LTA, Cable Consortium of Liberia Sign Digital Partnership Agreement


Monrovia –The Liberia Telecommunication Authority (LTA) and Csquared Tuesday signed a partnership agreement that grants Csquaared a license to deployed fiber optic cables everywhere and anywhere in Liberia.

Madam Edwina Crump Zackpah signed on behalf of the LTA; while Madam Estelle Akofio Sowah signed on behalf of Csquared. The partnership agreement has come as a big deal to the LTA which grants license to an infrastructure service provider Csquared.

 “LTA has amended Csquared’s license allowing them to deployed fiber optic cables everywhere and anywhere within the republic of Liberia,” the LTA acting chair stated.

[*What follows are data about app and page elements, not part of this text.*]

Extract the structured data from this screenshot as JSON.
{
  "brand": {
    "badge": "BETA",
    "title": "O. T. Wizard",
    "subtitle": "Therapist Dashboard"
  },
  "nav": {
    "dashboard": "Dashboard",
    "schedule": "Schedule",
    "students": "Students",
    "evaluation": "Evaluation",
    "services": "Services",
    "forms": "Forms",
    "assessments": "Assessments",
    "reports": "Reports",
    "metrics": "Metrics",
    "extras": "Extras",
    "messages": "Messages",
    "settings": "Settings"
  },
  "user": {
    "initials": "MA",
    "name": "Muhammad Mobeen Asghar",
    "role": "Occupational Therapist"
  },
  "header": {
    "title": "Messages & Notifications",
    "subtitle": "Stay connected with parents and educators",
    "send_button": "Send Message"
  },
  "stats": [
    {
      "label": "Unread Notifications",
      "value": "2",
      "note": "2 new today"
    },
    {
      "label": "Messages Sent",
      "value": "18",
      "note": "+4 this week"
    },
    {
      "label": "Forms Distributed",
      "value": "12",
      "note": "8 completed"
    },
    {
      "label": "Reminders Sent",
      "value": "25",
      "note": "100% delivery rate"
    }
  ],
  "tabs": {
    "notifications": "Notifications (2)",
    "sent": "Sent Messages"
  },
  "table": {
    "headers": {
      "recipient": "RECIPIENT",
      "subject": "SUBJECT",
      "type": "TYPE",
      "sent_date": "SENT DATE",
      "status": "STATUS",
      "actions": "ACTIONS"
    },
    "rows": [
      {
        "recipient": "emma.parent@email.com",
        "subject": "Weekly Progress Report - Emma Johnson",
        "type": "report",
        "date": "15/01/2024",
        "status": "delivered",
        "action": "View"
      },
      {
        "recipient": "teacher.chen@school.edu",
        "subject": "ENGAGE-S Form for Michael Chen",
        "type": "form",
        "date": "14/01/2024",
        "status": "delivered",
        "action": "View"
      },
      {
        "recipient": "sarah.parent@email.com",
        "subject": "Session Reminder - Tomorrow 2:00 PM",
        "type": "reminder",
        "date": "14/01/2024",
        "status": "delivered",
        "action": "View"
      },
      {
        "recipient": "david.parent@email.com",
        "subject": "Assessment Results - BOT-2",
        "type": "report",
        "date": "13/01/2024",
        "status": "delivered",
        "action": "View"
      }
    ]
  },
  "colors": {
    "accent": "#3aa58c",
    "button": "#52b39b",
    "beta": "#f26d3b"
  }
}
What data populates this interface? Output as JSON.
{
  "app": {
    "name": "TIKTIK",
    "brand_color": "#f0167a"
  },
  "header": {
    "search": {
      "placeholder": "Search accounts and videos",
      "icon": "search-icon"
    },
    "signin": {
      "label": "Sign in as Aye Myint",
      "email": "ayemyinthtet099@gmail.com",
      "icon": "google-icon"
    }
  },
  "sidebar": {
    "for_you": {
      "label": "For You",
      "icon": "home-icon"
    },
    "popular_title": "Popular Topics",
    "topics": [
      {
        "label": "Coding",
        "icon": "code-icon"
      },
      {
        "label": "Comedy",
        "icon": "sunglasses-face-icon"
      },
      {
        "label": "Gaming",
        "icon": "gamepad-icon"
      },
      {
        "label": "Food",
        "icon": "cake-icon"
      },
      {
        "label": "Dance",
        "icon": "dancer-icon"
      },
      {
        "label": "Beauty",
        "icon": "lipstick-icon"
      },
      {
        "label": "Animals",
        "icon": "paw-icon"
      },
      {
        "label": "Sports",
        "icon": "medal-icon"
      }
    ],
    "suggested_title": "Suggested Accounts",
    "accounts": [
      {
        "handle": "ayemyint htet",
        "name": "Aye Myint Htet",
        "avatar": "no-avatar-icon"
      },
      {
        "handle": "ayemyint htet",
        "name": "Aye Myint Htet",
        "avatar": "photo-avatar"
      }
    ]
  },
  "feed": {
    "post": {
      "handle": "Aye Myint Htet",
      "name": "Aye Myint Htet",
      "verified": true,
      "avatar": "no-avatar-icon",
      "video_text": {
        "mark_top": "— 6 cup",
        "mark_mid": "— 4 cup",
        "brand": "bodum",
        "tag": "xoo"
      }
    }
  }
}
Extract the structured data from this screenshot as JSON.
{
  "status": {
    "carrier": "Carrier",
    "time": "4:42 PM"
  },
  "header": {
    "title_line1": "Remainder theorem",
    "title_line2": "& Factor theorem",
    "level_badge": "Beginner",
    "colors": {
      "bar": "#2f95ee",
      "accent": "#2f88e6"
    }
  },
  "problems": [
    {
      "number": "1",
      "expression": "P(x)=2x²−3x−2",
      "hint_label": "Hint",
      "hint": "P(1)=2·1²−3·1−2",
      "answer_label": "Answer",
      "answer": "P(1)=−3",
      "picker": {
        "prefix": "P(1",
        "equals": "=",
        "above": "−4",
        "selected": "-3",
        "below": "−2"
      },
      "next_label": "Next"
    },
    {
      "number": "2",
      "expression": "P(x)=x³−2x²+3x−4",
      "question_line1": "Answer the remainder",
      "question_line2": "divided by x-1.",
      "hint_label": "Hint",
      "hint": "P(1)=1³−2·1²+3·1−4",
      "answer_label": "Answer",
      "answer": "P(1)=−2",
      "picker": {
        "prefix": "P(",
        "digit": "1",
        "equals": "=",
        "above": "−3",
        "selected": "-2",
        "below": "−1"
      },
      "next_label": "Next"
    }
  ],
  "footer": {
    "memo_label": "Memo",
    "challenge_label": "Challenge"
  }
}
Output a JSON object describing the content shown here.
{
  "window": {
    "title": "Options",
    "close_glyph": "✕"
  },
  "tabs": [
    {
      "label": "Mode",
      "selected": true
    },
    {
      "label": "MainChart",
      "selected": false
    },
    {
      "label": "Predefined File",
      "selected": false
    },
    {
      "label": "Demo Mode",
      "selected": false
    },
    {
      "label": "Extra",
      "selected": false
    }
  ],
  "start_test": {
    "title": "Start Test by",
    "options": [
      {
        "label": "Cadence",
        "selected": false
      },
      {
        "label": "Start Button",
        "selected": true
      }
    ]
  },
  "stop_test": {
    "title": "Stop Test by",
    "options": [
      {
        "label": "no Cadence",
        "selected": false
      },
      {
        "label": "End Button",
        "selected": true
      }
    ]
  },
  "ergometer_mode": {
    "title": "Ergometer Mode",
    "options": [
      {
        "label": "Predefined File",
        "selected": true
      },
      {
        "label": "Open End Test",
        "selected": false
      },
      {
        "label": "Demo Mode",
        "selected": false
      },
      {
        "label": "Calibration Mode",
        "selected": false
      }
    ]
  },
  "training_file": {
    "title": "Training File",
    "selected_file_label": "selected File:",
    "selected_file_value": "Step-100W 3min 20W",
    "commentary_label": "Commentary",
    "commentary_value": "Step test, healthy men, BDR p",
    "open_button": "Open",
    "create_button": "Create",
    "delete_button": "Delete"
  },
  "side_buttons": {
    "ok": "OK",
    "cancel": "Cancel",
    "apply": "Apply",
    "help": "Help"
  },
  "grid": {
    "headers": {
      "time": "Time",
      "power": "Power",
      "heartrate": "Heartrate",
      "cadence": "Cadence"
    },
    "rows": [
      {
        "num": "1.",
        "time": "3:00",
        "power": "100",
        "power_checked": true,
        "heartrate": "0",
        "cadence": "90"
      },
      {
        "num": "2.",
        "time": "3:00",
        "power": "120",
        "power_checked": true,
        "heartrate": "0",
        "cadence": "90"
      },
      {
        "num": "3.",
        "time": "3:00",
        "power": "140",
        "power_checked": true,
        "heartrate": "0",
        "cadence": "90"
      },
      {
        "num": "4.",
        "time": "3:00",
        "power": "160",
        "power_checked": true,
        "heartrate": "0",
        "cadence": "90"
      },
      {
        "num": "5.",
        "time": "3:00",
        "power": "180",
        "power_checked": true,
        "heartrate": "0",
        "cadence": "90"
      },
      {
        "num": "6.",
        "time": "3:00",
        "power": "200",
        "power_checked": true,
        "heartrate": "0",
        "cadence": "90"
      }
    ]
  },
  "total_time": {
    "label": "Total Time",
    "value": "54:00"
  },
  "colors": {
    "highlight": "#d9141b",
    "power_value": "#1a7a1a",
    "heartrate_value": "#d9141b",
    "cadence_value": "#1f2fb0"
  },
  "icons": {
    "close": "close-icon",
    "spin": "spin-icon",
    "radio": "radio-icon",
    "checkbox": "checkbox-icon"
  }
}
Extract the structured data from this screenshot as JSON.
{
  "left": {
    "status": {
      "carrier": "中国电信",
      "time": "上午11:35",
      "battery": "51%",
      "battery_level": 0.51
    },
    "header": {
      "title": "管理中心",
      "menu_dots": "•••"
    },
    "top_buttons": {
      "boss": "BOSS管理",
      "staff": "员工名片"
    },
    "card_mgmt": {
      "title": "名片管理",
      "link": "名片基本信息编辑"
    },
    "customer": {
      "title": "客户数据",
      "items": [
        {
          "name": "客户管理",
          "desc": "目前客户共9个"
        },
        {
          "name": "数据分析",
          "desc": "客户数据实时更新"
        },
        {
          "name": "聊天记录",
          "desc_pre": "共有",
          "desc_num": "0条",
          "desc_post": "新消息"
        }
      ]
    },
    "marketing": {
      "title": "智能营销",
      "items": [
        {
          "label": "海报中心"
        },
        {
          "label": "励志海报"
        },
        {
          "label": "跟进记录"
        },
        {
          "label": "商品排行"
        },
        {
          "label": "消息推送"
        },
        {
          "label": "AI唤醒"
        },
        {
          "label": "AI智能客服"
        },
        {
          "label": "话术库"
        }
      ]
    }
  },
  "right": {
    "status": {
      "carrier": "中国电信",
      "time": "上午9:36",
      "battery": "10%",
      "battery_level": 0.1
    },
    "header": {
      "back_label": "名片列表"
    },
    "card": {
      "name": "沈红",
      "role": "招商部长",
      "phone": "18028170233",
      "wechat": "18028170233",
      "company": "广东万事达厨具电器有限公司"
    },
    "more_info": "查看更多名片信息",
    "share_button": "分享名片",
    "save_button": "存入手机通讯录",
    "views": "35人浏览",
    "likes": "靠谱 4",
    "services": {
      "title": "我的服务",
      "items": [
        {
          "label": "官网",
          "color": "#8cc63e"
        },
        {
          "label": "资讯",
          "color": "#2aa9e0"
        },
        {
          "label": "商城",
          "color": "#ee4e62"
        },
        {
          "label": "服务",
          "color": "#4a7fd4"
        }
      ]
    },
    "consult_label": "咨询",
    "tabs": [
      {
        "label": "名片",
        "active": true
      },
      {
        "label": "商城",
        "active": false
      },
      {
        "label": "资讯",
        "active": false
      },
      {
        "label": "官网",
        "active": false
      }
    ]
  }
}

Madam Estelle Akofio Sowah who is Csquared West Africa regional manager said the company’s desire to invest in Liberia is driven by the demand for ICT in the country and its long standing stability and friendly business environment.

Research has shown that despite it relatively small population, Liberia has an active and competitive telecommunications sector.  The main players include two System for Mobile Communications (GSM) network operators, Lonestar Cell MTN and Orange Liberia (formerly Cellcom). 

Both invest in network infrastructures and services.  They use GSM, 3G/4G, and WiMAX technology private Global to provide a wide array of services including voice/SMS, fixed-wireless, and mobile data/internet services to the mass market, and value-added services for government and private sector organizations. 

The GSM network operators compete for customers by offering services over their wireless networks.  Competition between them led to price reductions for voice and data services and prompted the regulator to establish a tariff floor. 

The government-owned national telecom, Liberia Telecommunications Corporation (Libtelco), provides telephone, internet, fax, and radio services to mostly government offices, schools, and other large facilities in the Monrovia area.  Libtelco is the principal provider of fixed line telephone service to the government.  In October 2020, the Liberia Telecommunications Authority (LTA) granted Libtelco a license to offer GSM mobile network services after the Liberian legislature amended the 2007 Telecommunications Law.  Libtelco now competes with the two private service providers in providing mobile voice and data services. 

Mobile and internet use continues to grow due to increased investment by the GSMs throughout the country.  According to the Digital Liberia 2020 report, mobile connections increased by 995,000 or 32 percent between January 2019 and January 2020. 

The report said that in January 2020, there were 4.13 million connections; increases in mobile connections are spiked by many people, mainly the wealthy, having multiple connections.  Internet penetration was 12 percent in January 2020, equating to 624,000 internet users in the country.  In the mobile sector, competition led to some of the lowest call prices in Africa, but with the price floor, prices have increased to a minimum of $0.0156 per minute for a voice call and $0.0218 per megabyte for data.   

The Cable Consortium of Liberia (CCL) is a public-private partnership created by the Government of Liberia through Libtelco and the two mobile network operators Lonestar Cell MTN and Orange Liberia. 

The CCL supports the supply of high-speed internet via fiber optic submarine cable to Liberia as part of the overall submarine cable system called ACE (Africa Coast to Europe) consortium.  Internet and broadband networks are available through several commercial wireless internet service providers (ISPs) as well as the main GSM mobile networks using GPRS, EDGE, HSPA, and WiMAX technologies.  The high subscription cost and limited bandwidth of connections means that internet access is expensive and data rates are low.

Liberia’s telecommunications sector is experiencing substantial improvement through international fiber optic submarine cable, benefitting more than 80 commercial and diplomatic locations.  Moving beyond these clients, however, would require considerable investment in domestic fixed-line infrastructure. 

The Liberian government, in partnership with U.S. Agency for International Development (USAID) and Google, continues to invest in building a fiber ring around Monrovia and its environs to increase broadband penetration.  In 2017, Google entered a joint venture with Mitsui & Co (Japan), Convergence Partners (South Africa), and the World Bank International Finance Corp. to create an independent company called CSquared to complete this project. 

 CSquared signed a licensing agreement with Liberia Telecommunications Authority in 2021.  When complete, the quality of internet service and accessibility to rural areas will increase internet subscribers.  However, mobile operators face major constraints including the high cost of electricity, poor national infrastructure such as roads, high taxation including import duties and tariffs, an insufficient customer base, inadequate skilled manpower, problems in ensuring network security, and the high cost of network operations and maintenance.